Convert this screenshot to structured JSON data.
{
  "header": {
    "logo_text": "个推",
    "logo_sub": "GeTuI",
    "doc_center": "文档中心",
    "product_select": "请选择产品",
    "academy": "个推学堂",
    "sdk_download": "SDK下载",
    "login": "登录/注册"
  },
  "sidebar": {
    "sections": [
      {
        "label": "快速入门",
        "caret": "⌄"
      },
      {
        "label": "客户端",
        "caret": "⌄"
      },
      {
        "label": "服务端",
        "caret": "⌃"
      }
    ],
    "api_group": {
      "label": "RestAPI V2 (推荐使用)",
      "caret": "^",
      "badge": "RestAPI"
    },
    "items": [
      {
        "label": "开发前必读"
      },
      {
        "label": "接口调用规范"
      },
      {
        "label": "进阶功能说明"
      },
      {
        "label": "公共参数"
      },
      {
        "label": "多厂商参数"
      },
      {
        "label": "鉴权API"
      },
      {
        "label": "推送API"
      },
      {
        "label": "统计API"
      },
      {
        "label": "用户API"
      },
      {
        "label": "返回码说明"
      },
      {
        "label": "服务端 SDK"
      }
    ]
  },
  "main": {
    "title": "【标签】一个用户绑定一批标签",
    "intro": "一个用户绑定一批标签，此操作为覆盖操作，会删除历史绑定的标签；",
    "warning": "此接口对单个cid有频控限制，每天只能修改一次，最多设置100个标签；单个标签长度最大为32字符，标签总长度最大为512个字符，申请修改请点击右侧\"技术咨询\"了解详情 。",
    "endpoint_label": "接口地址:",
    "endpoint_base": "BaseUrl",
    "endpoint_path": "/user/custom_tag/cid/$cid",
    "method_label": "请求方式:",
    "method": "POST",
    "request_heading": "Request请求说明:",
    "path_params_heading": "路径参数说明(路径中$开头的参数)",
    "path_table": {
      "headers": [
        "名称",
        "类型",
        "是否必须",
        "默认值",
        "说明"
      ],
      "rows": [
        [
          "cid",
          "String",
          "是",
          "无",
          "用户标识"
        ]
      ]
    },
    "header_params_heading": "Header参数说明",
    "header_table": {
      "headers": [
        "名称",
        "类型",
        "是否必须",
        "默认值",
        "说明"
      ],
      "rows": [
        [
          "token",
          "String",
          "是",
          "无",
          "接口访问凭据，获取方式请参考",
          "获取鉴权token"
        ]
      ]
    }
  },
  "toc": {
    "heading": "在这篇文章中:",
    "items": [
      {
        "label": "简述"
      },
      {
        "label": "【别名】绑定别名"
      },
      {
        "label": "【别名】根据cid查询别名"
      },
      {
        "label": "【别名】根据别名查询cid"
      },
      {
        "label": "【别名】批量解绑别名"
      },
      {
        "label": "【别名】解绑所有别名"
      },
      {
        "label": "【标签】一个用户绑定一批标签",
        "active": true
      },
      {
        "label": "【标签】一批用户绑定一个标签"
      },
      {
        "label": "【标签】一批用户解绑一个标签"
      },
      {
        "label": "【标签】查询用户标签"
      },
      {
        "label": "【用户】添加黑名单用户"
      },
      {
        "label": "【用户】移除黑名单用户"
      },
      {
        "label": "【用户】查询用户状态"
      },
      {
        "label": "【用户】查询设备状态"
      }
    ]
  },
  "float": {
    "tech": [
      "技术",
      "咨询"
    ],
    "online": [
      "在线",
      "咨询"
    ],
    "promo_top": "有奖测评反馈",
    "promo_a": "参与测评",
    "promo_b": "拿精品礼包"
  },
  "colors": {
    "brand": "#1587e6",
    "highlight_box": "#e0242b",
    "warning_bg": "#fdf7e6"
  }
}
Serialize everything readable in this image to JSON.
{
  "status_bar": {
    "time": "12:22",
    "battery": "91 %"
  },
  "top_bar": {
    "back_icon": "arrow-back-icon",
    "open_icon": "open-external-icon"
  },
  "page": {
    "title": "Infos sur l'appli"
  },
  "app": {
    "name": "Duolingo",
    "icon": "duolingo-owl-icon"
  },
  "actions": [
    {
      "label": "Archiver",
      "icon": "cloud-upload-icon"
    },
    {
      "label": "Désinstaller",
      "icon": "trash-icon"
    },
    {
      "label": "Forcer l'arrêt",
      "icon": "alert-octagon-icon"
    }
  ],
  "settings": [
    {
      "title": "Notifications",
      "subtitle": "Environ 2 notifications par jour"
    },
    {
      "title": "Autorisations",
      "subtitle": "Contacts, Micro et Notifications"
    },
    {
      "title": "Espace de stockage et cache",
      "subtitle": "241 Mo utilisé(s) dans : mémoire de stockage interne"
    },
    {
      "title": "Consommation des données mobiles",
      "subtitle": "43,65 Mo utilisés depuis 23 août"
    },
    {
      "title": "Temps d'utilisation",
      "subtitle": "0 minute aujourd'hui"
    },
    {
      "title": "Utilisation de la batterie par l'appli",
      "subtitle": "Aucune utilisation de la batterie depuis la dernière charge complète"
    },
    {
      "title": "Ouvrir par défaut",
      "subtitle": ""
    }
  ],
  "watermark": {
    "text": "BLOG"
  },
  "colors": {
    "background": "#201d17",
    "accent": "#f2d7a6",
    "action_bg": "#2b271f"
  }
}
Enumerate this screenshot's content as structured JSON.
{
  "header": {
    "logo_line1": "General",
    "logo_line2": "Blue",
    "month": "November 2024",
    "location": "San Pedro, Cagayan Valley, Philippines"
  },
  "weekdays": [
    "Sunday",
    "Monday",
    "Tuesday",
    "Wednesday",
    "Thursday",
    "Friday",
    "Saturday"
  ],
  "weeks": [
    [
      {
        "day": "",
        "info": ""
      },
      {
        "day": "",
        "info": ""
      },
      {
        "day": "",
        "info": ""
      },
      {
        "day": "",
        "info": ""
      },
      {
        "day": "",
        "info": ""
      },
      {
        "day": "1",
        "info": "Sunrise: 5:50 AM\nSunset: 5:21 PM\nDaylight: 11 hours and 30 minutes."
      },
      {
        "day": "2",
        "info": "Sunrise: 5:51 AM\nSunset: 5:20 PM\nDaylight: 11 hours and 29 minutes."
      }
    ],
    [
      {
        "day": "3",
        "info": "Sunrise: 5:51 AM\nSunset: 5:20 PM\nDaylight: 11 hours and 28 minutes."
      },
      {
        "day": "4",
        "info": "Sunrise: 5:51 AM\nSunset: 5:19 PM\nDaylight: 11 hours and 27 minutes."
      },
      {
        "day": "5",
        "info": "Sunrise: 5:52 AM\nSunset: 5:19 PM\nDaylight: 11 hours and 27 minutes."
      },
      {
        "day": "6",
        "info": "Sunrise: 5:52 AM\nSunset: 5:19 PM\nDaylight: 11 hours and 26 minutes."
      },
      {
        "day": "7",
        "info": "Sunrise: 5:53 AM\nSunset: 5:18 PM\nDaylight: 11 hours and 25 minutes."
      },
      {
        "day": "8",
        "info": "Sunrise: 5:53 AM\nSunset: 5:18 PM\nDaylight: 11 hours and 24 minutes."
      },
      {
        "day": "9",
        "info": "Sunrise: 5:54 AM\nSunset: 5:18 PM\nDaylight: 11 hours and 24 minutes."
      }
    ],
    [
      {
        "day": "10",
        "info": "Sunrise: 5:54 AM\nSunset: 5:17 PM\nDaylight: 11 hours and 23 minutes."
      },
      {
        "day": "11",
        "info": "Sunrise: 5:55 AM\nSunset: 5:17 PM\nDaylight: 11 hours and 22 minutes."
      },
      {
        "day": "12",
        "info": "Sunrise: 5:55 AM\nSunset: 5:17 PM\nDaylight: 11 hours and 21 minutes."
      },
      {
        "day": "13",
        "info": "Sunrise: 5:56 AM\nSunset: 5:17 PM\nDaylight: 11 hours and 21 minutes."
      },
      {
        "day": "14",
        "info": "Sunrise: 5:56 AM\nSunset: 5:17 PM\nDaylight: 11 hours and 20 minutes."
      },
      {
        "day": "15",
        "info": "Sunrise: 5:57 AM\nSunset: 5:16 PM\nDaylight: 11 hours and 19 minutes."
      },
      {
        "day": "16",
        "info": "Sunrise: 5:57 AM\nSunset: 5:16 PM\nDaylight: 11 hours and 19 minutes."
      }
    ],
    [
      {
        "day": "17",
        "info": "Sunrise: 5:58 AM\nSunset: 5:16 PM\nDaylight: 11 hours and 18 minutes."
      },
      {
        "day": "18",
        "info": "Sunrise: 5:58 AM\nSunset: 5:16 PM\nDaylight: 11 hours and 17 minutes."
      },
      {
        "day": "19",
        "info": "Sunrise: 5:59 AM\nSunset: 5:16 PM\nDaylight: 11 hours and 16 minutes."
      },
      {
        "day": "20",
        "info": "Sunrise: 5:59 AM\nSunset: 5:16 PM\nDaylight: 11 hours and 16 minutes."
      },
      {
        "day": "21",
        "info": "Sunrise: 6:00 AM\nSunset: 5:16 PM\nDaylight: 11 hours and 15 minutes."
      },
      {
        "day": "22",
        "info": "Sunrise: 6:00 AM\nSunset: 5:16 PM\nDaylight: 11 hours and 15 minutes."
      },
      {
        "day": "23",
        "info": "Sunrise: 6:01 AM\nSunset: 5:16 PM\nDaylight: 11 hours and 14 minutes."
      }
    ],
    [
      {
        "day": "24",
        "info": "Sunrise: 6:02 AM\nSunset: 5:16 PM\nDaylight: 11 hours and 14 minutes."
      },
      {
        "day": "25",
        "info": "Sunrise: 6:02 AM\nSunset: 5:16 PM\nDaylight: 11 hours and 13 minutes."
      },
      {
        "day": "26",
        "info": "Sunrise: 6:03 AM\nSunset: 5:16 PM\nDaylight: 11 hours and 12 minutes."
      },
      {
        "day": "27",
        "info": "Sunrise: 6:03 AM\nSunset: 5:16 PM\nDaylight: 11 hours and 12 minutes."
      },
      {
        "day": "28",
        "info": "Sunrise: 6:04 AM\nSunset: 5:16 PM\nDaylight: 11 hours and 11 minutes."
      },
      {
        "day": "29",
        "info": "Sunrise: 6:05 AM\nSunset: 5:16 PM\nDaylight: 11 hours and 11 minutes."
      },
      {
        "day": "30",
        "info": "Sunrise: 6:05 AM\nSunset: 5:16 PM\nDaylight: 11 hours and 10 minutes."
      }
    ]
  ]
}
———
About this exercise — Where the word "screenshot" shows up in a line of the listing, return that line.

Answer to this problem —
Convert this screenshot to structured JSON data.
Enumerate this screenshot's content as structured JSON.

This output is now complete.